From an inscription of the fifth regnal year of Vira Rajendra in the Venkatesa Perumal temple at Tirumukkudal situated at the tri-junction of the rivers Palar, Vegavati and Cheyyar, we learn of the existence of a Vedic college with an attached hostel and a hospital [atular-salai). This inscription, which is perhaps the longest single document in our recorded history, refers to gifts for the maintenance of these institutions and also for the provision of temple-services including food-offerings, celebration of festivals, feeding of pilgrims going to Tirupati, the recitation of the Tiruvoymoli, and the repair and maintenance of the temple (pudukkuppuram).

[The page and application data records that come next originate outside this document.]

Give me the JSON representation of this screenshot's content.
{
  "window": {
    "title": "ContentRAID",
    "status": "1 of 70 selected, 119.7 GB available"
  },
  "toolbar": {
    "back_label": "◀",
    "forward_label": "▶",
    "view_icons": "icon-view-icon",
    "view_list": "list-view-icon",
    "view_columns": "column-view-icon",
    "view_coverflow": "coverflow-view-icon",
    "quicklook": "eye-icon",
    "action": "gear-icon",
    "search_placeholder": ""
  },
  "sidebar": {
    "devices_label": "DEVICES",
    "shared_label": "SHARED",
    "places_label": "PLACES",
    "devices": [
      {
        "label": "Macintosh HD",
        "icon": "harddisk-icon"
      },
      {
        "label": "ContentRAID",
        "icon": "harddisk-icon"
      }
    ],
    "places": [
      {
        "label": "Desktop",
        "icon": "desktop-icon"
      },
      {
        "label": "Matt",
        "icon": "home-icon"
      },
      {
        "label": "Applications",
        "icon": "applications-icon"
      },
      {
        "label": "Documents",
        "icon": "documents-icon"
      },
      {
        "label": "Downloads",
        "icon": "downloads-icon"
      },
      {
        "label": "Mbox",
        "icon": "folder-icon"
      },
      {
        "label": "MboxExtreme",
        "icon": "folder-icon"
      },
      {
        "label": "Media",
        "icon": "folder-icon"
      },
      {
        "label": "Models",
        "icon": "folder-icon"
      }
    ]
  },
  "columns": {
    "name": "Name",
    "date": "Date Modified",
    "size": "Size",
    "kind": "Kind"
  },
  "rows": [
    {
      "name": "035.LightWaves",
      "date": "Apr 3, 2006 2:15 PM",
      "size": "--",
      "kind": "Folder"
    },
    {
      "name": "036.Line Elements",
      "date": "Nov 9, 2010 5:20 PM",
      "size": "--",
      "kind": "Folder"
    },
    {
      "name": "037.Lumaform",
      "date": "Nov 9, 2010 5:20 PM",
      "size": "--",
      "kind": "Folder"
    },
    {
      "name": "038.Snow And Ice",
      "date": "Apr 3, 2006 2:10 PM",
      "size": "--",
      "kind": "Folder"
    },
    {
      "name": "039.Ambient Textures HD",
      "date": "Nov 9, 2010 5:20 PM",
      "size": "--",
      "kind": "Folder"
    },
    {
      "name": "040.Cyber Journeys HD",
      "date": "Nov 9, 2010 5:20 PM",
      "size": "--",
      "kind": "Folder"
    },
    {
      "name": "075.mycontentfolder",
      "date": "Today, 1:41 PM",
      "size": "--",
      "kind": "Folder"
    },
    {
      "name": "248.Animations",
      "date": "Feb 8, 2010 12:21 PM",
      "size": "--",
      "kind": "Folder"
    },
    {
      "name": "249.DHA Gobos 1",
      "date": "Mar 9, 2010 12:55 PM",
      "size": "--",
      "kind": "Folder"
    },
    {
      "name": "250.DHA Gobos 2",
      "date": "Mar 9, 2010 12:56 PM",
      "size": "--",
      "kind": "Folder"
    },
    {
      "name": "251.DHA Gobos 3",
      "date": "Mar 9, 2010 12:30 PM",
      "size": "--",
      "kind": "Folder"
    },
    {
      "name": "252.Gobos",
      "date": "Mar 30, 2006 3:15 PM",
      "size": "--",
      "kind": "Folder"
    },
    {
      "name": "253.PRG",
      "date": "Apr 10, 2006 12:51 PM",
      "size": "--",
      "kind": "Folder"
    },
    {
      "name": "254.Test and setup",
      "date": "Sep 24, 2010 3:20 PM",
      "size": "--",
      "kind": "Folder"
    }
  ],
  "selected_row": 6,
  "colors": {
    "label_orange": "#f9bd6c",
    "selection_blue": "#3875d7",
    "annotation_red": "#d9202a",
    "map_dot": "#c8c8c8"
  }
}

The Vedic college provided for the teaching of the Rig and Tajur vedas, Rupavatara, and certain agamas and tantras. The hostel catered for sixty students daily. These benefactions are fully dealt with in the section on the Venkatesa Perumal temple at Tirumukkudal in the next chapter.
One of the royal executives by name Rajendra Muvendavelan built of stone a shrine for Padambakka Nathar at Tiruvorriyur and endowed it with a flower garden known by the name of Vira Rajendran Tiru Nandavanam.
Another of the royal officers, Sivalokan, son of Tiruvenkattu Nangai, endowed liberally the temple of Tiruvenkattup-Peruman for the provision of milk and honey cbhisheka (ceremonial bath) and for feeding sivayogins on all days when Aslesha, Vira Rajendra’s natal star, was in the ascendant. He also endowed a stone pitham for the deity in the Karanai-Vitankar shrine in the Adipurisvara temple at Tiruvorriyur and named it “Vira Rajendran”.